Copy out, from the entries below, each line that holds the string "brush".

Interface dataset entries
· · · · · · ·
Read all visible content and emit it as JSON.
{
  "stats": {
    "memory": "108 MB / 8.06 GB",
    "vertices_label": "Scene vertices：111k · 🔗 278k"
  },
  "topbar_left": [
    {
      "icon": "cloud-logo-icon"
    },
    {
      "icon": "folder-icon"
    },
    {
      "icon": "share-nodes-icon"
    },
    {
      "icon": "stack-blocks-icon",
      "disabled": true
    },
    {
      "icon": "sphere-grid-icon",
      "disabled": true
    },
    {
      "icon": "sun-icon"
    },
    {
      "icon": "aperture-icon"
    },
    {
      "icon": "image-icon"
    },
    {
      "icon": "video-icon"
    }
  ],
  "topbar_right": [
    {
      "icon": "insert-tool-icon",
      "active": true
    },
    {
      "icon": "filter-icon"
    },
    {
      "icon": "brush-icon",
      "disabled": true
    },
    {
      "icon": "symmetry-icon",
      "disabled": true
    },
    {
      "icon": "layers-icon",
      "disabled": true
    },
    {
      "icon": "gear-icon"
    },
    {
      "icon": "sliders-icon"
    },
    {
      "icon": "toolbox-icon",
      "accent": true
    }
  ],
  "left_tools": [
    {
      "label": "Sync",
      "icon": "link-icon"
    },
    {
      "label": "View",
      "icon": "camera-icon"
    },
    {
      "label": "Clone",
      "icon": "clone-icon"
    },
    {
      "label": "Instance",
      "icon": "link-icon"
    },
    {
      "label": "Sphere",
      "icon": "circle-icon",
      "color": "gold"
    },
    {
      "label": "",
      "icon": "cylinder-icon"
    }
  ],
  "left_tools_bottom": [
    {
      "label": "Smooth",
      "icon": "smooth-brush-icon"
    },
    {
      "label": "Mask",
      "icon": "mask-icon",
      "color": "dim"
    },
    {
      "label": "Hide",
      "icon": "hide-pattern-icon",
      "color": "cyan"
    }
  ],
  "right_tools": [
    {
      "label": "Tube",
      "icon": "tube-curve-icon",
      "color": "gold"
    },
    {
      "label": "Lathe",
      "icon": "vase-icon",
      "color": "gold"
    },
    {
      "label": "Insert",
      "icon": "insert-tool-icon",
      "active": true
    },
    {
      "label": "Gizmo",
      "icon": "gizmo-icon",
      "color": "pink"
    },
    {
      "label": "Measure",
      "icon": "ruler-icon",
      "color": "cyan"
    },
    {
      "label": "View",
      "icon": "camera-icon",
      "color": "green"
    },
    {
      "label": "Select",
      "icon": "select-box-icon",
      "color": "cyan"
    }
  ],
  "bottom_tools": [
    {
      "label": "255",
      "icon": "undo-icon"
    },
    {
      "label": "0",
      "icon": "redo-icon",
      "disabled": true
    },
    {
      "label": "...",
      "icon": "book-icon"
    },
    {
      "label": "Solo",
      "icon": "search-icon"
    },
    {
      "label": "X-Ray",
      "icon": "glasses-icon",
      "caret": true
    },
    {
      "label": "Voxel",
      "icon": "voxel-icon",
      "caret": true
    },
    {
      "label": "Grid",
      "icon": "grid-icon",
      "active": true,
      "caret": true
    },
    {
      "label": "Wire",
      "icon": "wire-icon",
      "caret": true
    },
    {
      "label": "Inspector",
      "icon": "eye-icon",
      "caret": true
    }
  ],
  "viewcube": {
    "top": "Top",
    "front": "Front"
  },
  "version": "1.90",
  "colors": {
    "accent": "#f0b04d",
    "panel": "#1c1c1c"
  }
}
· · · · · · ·
▶ **RESPONSE AREA**:
      "icon": "brush-icon",
      "icon": "smooth-brush-icon"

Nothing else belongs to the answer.